And based on what Douthat wrote today, they’re ready for Trump to be removed from power either through impeachment or by Trump’s cabinet invoking Section 4 of the 25th Amendment on the basis of the president’s mental incapacity.
Referring to Trump’s war on his own Attorney General, Jeff Sessions, Douthat writes:
So it’s basically madness all the way to the top: bad policy, bad strategy, bad politics, bad legal maneuvering, bad optics, a self-defeating venture carried out via deranged-as-usual tweets and public insults.
He then approvingly cites a dated piece by Megan McArdle in which she makes the case that George W. Bush would have been removed under the 25th Amendment if he had suddenly begun acting like Trump at some point during his second term:

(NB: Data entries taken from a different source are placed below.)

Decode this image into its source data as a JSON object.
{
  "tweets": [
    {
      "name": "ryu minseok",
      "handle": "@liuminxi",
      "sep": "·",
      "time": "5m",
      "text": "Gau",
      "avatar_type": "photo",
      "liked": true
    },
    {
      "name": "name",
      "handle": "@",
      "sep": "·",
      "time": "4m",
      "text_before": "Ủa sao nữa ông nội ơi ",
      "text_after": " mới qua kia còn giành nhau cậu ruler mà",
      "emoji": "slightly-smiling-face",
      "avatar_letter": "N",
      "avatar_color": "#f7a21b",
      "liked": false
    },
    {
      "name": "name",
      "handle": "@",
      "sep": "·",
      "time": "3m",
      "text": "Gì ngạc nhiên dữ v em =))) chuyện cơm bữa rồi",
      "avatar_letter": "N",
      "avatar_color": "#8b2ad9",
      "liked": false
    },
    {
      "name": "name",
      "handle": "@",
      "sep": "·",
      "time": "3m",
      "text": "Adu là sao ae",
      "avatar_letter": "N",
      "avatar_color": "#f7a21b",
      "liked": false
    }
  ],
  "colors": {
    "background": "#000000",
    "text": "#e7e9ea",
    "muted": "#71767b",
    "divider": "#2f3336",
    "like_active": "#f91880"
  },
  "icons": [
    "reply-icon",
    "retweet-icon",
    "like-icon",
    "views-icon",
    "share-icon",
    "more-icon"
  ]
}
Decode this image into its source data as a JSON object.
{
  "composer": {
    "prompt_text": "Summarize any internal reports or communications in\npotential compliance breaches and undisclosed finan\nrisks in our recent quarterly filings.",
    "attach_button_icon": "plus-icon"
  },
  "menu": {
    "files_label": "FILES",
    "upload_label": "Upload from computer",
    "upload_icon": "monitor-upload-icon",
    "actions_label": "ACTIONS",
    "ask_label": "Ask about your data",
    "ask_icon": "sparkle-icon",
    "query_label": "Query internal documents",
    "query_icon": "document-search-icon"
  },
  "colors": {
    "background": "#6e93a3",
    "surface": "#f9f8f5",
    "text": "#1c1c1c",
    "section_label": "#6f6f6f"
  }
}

…the only possible explanation for such a quick succession of stunning lapses in judgment would be a severe stroke, an aggressive brain tumor or some other neurological disaster that had rendered [Bush] unfit to continue in office, at least until it could be treated. I don’t even think this would be controversial, even among his supporters. “Poor fellow,” they’d murmur, “the strain of the office has destroyed his health. He has given more than his life for his country.” Time to let him rest and heal while someone else shoulders his Sisyphean burdens.
And then Douthat concludes:
Trump hasn’t had a stroke or suffered a neurological disaster, and his behavior in the White House is no different from the behavior he manifested consistently while winning enough votes to take the presidency.
But he is nonetheless clearly impaired, gravely deficient somewhere at the intersection of reason and judgment and conscience and self-control. Pointing this out is wearying and repetitive, but still it must be pointed out.
You can be as loyal as Jeff Sessions and still suffer the consequences of that plain and inescapable truth: This president should not be the president, and the sooner he is not, the better.
I, of course, wholeheartedly agree with all of this, but I think we really do ourselves a disservice if we focus on sideshows like his treatment of Sessions. I know full well that underneath the Sessions insanity is some kind of panic and desire to avoid legal scrutiny, and that this controversy has the most immediate potential to cause a constitutional crisis. But it’s Trump’s insanity that is the real reason he should be removed. It’s the risk involved in having him handle our nuclear weapons and be responsible for dealing with the nuclear weapons and ICBM’s under development in North Korea. It’s a close look at how he’s going about setting our policy in Afghanistan based on 19th-Century ideas about colonial exploitation of mineral resources and claiming the spoils of war. The man is nuttier than a Snickers Bar, and a real live demonstration of The Emperor Wears No Clothes fable. I don’t care that he routinely incriminates himself. In fact, that makes it easier to make the case for removing him. What I care about is that he’s in charge of the largest and most lethal arsenal ever assembled on Earth, and no human being can safely trust him with that responsibility.
I’m glad that Douthat and his ideological kin see things largely the same way that I do, but I wish they’d make their argument more urgently and with more focus and punch.